Does God have a deadline?

“You’d better repent before you die,” the preacher yells, “because if you don’t, you’re going to hell forever.”

So is death God’s deadline? But that’s hardly fair on people who’ve never heard of God, or they’ve been given such a horrible picture of him they want nothing to do with him. So what does God do with these people? Does he dismiss them as collateral damage from the wreckage of sin, and cast them off as rejects? Or does he preserve them in some sort of holding tank while relatives desperately pray for their souls to be saved?

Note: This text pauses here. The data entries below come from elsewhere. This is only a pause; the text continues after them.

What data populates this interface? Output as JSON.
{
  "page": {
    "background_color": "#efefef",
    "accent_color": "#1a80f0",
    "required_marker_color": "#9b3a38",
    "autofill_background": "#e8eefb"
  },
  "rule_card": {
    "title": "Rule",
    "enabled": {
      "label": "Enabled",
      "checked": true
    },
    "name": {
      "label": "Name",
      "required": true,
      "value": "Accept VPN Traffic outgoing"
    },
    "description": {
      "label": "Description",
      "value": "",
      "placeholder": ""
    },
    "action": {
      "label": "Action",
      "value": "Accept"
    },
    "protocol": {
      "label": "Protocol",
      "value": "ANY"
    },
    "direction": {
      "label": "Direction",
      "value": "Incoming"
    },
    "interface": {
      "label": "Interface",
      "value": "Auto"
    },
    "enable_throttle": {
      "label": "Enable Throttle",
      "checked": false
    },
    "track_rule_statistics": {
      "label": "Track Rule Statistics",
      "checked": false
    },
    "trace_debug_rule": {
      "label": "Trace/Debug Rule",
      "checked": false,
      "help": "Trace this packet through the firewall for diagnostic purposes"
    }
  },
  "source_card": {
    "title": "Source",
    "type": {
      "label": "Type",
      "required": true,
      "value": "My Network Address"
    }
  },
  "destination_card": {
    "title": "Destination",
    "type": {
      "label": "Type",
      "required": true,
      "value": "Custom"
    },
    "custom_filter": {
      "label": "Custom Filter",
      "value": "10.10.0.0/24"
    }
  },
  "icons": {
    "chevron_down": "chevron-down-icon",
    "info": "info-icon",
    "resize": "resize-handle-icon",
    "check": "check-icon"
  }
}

But if death isn’t the deadline, what is the deadline instead? Is there a cut off point eventually when God says, “OK humanity, you’ve had your chance, you either repent now, or else” – the ‘or else’ being eternity in hell?

Or does the Bible show that God sets deadlines, not as a final end for those who don’t repent, but as a means to aid repentance?

In Joel 1:15, for instance, Israel was given an ultimatum: “For the day of the Lord is near; it will come like a destruction from the Almighty.” God gave a deadline, promised enormous destruction, and it happened. But was that ‘game over’ for these people forever? No, because Joel 2:28 says, “And afterward…” – and the afterward is very positive. There’s a promise of help and deliverance, a point Peter picks up on when quoting this verse in Acts 2, because Peter knows there’s a deadline coming for the Jews and another dreadful day of the Lord when the Romans would destroy Jerusalem in 70 AD. But the purpose of the deadline was to stir the Jews up to call on God to escape the imminent destruction, not to threaten them with eternal hell, or to make a decision that would decide their eternal future.

God gives deadlines as clear warnings to people to stop what they’re doing and “Come back to God,” Joel 2:13. “And here’s why: God is kind and merciful. He takes a deep breath, puts up with a lot. He’s the most patient God, extravagant in love, always ready to cancel catastrophe.” And when people see God in that light, that he’d rather not cause havoc but he’ll do whatever is necessary to wake people up to the hell they’re already in and the worse hell they’ll be facing in the near future, some do turn to him and escape the hell God is threatening.

So how many deadlines does God give the rebellious? As many as it takes, it seems, because he’s a “most patient God.” Even in his anger and threats his aim is always repentance, because he loves us.